This interview has been edited for clarity and length.
Schmid: Tell me a little bit of how you got into this field of work.
Sheffield: When I went to college, I went to Middle Tennessee State University and decided to pursue plant and soil science just because I knew it was something I would enjoy. I got a couple of undergraduate research grants, did some greenhouse research, graduated, and that was in 2010.
I had a good friend from school who had moved to Colorado and gotten a manager position at a cultivation facility. He was building it up. It was the latest, greatest thing, and so I packed my bags and headed west shortly after graduation.
Schmid: What did you see?
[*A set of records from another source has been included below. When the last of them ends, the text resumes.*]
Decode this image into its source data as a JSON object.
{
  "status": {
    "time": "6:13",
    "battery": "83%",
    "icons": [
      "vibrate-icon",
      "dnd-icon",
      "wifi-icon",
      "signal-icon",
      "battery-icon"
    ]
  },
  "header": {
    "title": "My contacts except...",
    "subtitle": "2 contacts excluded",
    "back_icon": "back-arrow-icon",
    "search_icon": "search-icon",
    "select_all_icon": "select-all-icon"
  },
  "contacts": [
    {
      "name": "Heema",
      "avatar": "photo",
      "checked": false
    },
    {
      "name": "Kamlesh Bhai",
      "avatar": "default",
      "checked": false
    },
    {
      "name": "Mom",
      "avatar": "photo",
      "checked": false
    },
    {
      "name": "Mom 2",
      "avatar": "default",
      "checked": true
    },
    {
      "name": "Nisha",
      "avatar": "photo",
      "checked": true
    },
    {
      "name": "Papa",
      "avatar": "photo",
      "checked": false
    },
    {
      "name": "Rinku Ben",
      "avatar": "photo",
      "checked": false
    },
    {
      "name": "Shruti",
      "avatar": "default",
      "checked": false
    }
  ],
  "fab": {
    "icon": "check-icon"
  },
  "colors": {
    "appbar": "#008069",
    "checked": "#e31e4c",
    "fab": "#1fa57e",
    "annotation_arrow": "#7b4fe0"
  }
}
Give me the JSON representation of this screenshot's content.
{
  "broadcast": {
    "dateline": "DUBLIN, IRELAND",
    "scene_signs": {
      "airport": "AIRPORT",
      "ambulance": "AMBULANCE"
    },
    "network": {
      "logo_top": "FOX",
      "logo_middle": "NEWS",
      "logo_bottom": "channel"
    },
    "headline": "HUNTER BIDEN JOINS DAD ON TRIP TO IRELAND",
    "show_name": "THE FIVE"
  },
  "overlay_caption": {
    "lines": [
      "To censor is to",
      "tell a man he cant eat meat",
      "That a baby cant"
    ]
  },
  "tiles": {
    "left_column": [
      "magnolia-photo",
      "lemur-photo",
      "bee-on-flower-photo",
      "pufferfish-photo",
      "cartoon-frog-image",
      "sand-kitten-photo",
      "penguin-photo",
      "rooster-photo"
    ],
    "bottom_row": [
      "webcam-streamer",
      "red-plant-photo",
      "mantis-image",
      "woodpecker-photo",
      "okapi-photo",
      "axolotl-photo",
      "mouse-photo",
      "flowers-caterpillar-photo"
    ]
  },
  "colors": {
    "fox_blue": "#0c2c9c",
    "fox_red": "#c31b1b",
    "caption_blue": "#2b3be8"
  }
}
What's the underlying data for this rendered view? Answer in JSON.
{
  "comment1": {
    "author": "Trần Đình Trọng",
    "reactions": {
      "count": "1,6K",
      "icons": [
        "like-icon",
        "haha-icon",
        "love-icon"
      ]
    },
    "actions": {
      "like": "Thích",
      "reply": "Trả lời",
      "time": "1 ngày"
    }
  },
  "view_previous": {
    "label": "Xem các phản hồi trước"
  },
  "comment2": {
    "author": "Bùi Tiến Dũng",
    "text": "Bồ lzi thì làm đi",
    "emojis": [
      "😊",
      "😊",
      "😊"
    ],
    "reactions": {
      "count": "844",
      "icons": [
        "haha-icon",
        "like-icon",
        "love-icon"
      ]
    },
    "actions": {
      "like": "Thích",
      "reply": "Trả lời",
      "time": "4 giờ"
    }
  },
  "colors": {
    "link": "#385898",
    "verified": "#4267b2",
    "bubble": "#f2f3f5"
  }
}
What was really attractive about this work?
Sheffield: For me, cannabis cultivation was engineering, chemistry, construction, horticulture, it was a chance to just combine everything I love into one. Cannabis being a high-value crop, we could really push the limits and dive into research and development, increasing yields through small variables, which was something I was really interested in.
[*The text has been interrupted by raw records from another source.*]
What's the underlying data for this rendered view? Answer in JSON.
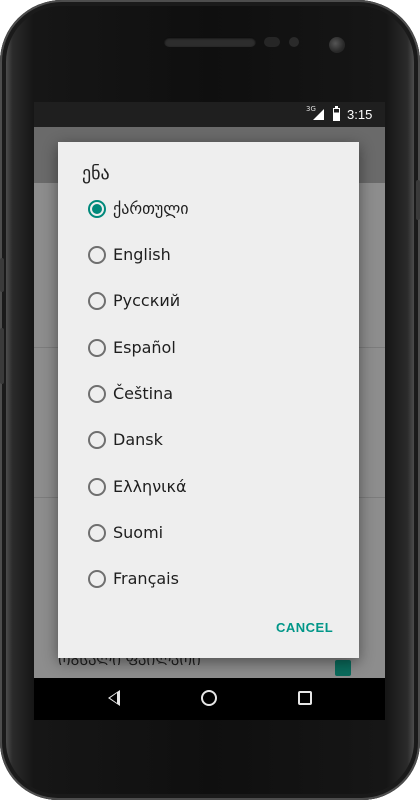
{
  "status_bar": {
    "network": "3G",
    "time": "3:15"
  },
  "background": {
    "bottom_label": "ᲝᲒᲡᲐᲚᲘ ᲤᲐᲘᲚᲐᲝᲘ"
  },
  "dialog": {
    "title": "ენა",
    "selected_index": 0,
    "options": [
      {
        "label": "ქართული",
        "checked": true
      },
      {
        "label": "English",
        "checked": false
      },
      {
        "label": "Русский",
        "checked": false
      },
      {
        "label": "Español",
        "checked": false
      },
      {
        "label": "Čeština",
        "checked": false
      },
      {
        "label": "Dansk",
        "checked": false
      },
      {
        "label": "Ελληνικά",
        "checked": false
      },
      {
        "label": "Suomi",
        "checked": false
      },
      {
        "label": "Français",
        "checked": false
      }
    ],
    "cancel_label": "CANCEL"
  },
  "colors": {
    "accent": "#009688",
    "dialog_bg": "#eeeeee"
  },
  "icons": {
    "back": "back-triangle-icon",
    "home": "home-circle-icon",
    "recents": "recents-square-icon"
  }
}
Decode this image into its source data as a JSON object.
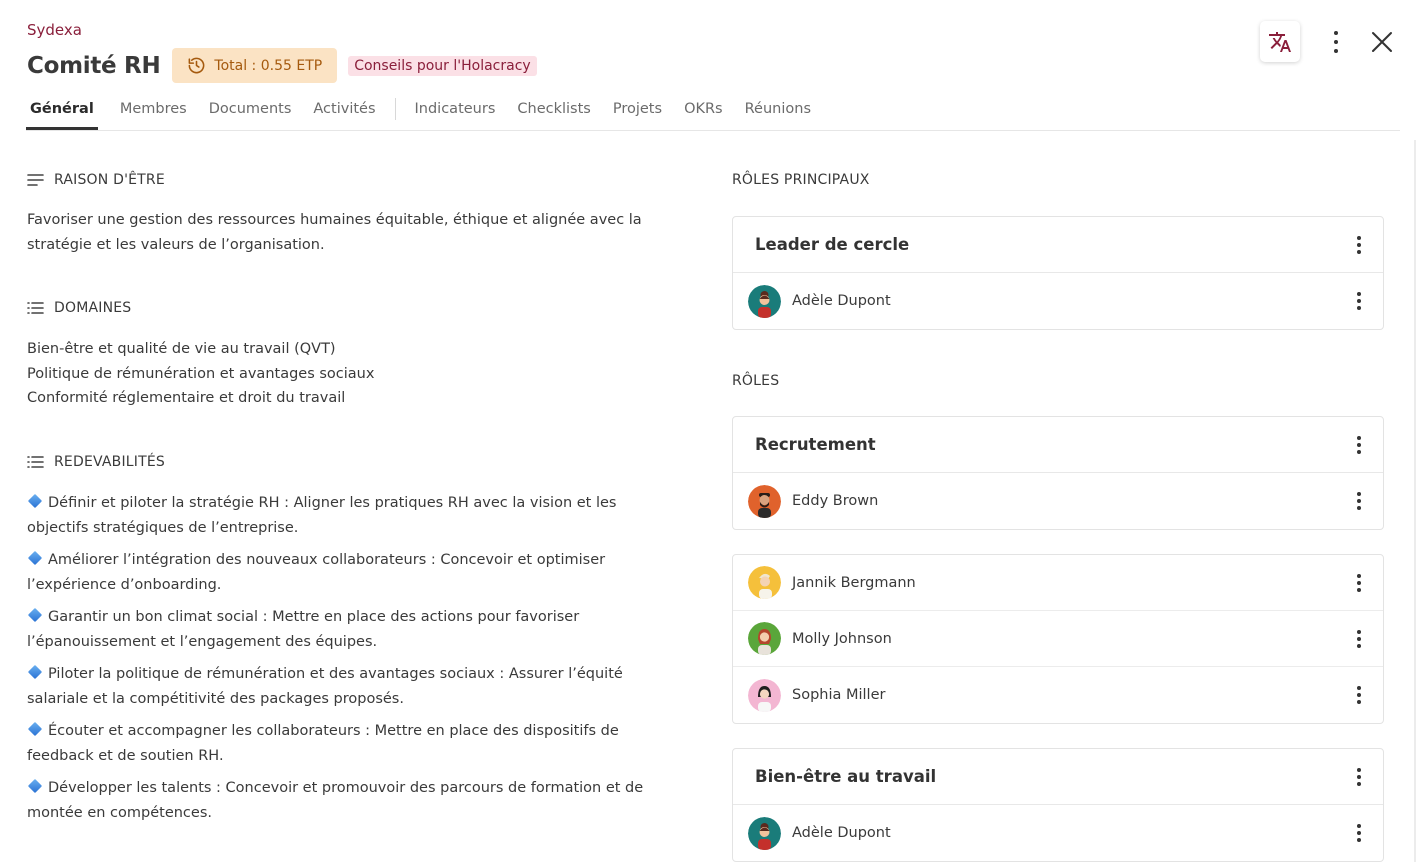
{
  "org_name": "Sydexa",
  "title": "Comité RH",
  "etp_badge": "Total : 0.55 ETP",
  "link_badge": "Conseils pour l'Holacracy",
  "colors": {
    "accent": "#8a1f3b",
    "etp_bg": "#fbe3c4",
    "etp_text": "#a55a0e",
    "link_bg": "#fbe0e6"
  },
  "icons": {
    "translate": "translate-icon",
    "more": "more-vert-icon",
    "close": "close-icon",
    "history": "history-icon"
  },
  "tabs": [
    {
      "label": "Général",
      "active": true
    },
    {
      "label": "Membres"
    },
    {
      "label": "Documents"
    },
    {
      "label": "Activités"
    },
    {
      "label": "Indicateurs"
    },
    {
      "label": "Checklists"
    },
    {
      "label": "Projets"
    },
    {
      "label": "OKRs"
    },
    {
      "label": "Réunions"
    }
  ],
  "purpose": {
    "heading": "RAISON D'ÊTRE",
    "text": "Favoriser une gestion des ressources humaines équitable, éthique et alignée avec la stratégie et les valeurs de l’organisation."
  },
  "domains": {
    "heading": "DOMAINES",
    "items": [
      "Bien-être et qualité de vie au travail (QVT)",
      "Politique de rémunération et avantages sociaux",
      "Conformité réglementaire et droit du travail"
    ]
  },
  "accountabilities": {
    "heading": "REDEVABILITÉS",
    "items": [
      "Définir et piloter la stratégie RH : Aligner les pratiques RH avec la vision et les objectifs stratégiques de l’entreprise.",
      "Améliorer l’intégration des nouveaux collaborateurs : Concevoir et optimiser l’expérience d’onboarding.",
      "Garantir un bon climat social : Mettre en place des actions pour favoriser l’épanouissement et l’engagement des équipes.",
      "Piloter la politique de rémunération et des avantages sociaux : Assurer l’équité salariale et la compétitivité des packages proposés.",
      "Écouter et accompagner les collaborateurs : Mettre en place des dispositifs de feedback et de soutien RH.",
      "Développer les talents : Concevoir et promouvoir des parcours de formation et de montée en compétences."
    ]
  },
  "main_roles": {
    "heading": "RÔLES PRINCIPAUX",
    "cards": [
      {
        "title": "Leader de cercle",
        "members": [
          "Adèle Dupont"
        ]
      }
    ]
  },
  "roles": {
    "heading": "RÔLES",
    "recruitment": {
      "title": "Recrutement",
      "members": [
        "Eddy Brown"
      ]
    },
    "unassigned_members": [
      "Jannik Bergmann",
      "Molly Johnson",
      "Sophia Miller"
    ],
    "wellbeing": {
      "title": "Bien-être au travail",
      "members": [
        "Adèle Dupont"
      ]
    }
  }
}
Schmid: Is it easy to grow?
Sheffield: It is easy to grow but difficult to grow consistently. It’s easy to flower a room but difficult to flower a room five to six times a year. It’s easy to grow a cultivar but difficult to have a 12-month outlook and know how many pounds of what cultivar you’ll have eight months from now.
Schmid: Talk about the relationship between cultivation and what the market demands are. How can that affect what the operation does?
Sheffield: We speak frequently with sales, marketing and manufacturing teams; everything we do is a collaboration between all the departments. A lot of the data we receive is from sales, marketing and retail. And this is what’s selling, what people are liking.
We really have to plan ahead. It takes 90 days to make any big change with cultivars or our numbers. It’s very difficult for us to turn on a dime because we don’t keep spare inventory on hand. It’s an agricultural commodity. It’s perishable. It’s got a ‘sell by’ date.
Schmid: Tell me about some of the lessons that you took from observing other recreational cannabis rollouts or your experience in Colorado. How did that inform your ability to kind of get a growing operation up and running and meet the demands here?
Sheffield: In Colorado we did see pretty significant price compression knowing that we would see that in Missouri too. A big part of my job is keeping our production price in check and making sure that we remain profitable. Going back to the difficulty of growing, it’s very easy to spend $1,000 and grow a good pound; it’s much more difficult to grow a good pound with $300.
Schmid: Missouri being a younger market, what do you see in this industry? How might this market develop as it becomes more mature?
Sheffield: (Consumers in Missouri) still shop on THC percentages, so I think shifting away from only THC percentage. That’s the first and biggest marker of a maturing industry that I see.
THC isolate hit the market in a handful of markets, and it was a blur. It was there and it was gone, because I think very quickly consumers realized that ingesting 99% THC didn’t give you the same experience as ingesting 20% THC plant material with other compounds.
Schmid: Interesting, sometimes the highest concentration of something is not the most enjoyable.
Sheffield: I mean I love vanilla ice cream but not vanilla extract.
I personally know a handful of dedicated medical users that don’t look at THC percentage, they don’t look at the name of the strain. What they want to see is the dominant terpenes, and they associate that with the relief they’re looking for.
Sheffield: A terpene. It's an aromatic chain, and it's responsible for the smell and the flavor, and there's a direct correlation of user experience. Consumers are getting much more educated on (these) levels, which is what a lot of more mature markets are looking at too.